Most of their early repitoire was made up of gospel music, as Woody came from a strict Christian family. The quartet made a name for itself by getting jobs at a local fudge factory, where they sang to entertain guests while making the candy. The group was named "Dru Hill" after Druid Hill Park, a section of Baltimore. The trio added Larry "Jazz" Anthony, an opera student, to compelte their lineup.
Ruffin, nicknamed "Nokio" (an alternate spelling of Nokia, the phone corporation) enlisted Andrews and Green (whose respective nicknames of "Sisqó" and "Woody" came from their early years) to form a singing group. Mark Andrews and James Green met each other in middle school, and both later became acquaintences of Tamir Ruffin when all three began persuing careers in the music industry. All four original members of Dru Hill were natives of Baltimore. The group is currently part of the roster of Def Jam Records' Def Soul imprint, a result of the 1999 Island/Def Jam Merger.
In 2002, the group reunited and added fifth member Rufus "Scola" Waller to the lineup. Signing to Island Records through Haqq Islam's University Records imprint, Dru Hill released two successful LPs before seperating for a period from late 1999 to 2002, during which time Sisqó and Woody released solo albums. Founded in Baltimore, Maryland in 1995, Dru Hill has recorded seven Top 40 hits, and are best known for the R&B #1 hits "In My Bed", "Never Make a Promise", and "How Deep is Your Love". Tamir "Nokio" Ruffin is the group's founder and leader; his bandmates include main lead singer Mark "Sisqó" Andrews, Larry "Jazz" Anthony', and James "Woody" Green. Dru Hill is an American singing group, most popular during the late 1990s, whose repitoire includes R&B, soul, and gospel music.
Here and Now: This week on the music beat (http://static.highbeam.com/e/entertainmentweekly/january262001/hereandnowthisweekonthemusicbeatbriefarticle/). Entertainment Weekly. 26 2001). Willman, Chris (Jan. ISBN 031-228199-4.
Martin's Press. New York: St. Sisqo: The Man Behind the Thong. Furman, Leah (2001).
2002: "I Love You" (US #77). 2002: "I Should Be..." (US #25). 1999: "Beauty [Remix]" (featuring Case) (US #89). 1999: "You Are Everything [Remix]" (featuring Ja Rule, original version included on Enter the Dru, remix later included on Sisqó's first solo LP, Unleash the Dragon) (US #84).
1999: "Wild Wild West" (Will Smith featuring Dru Hill and Kool Moe Dee) (US #1). 1999: "These Are The Times" (US #21, UK #4). 1998: "How Deep is Your Love" (the Rush Hour soundtrack version feaures Redman) (US #3, UK #9). 1998: "Big Bad Mama" (Foxy Brown featuring Dru Hill) (US #53).

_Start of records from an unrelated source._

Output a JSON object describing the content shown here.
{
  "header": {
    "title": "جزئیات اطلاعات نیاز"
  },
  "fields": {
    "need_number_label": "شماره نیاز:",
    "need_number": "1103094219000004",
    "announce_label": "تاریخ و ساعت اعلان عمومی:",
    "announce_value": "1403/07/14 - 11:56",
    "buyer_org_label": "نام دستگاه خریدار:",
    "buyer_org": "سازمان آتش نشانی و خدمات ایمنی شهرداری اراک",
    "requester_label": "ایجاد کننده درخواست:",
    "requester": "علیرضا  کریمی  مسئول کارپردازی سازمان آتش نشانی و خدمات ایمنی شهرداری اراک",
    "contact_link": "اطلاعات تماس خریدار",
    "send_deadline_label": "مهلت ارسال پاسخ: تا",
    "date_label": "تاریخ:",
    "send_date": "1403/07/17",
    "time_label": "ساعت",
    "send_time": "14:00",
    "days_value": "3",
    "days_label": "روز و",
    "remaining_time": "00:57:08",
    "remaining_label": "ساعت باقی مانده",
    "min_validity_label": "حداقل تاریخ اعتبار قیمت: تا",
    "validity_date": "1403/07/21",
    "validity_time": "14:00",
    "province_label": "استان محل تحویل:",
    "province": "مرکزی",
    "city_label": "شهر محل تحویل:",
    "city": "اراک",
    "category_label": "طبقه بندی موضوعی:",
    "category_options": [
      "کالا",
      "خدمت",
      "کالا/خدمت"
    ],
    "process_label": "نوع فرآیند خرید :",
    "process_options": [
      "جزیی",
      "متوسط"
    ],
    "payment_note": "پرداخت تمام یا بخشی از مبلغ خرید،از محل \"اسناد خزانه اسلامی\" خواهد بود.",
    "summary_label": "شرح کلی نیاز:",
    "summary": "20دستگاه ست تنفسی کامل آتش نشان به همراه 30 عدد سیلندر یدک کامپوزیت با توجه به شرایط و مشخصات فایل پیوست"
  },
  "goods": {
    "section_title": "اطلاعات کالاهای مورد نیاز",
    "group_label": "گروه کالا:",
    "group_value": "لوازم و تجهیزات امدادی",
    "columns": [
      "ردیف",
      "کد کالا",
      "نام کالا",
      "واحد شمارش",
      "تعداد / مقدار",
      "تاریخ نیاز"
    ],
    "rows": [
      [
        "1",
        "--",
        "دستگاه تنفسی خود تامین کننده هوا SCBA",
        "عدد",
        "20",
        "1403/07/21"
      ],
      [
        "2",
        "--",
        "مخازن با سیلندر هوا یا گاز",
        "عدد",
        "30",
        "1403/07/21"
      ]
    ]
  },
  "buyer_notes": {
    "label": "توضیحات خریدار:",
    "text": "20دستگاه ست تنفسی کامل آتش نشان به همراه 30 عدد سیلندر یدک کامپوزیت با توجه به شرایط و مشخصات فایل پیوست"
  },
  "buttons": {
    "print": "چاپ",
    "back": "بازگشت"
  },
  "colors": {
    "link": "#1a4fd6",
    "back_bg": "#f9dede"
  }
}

1997: "We're Not Making Love No More" (US #13). 1997: "Five Steps". 1997: "Never Make a Promise" (US #7). 1996: "In My Bed" (a 1997 remix features Jermaine Dupri and Da Brat) (US #4).
1996: "Tell Me" (US #18). 2002: Dru World Order. 1998: Enter the Dru. 1996: Dru Hill.
Rufus "Scola" Waller (2001- ). Larry "Jazz" Anthony. Mark "Sisqó" Andrews. James "Woody" Green.
Tamir "Nokio" Ruffin.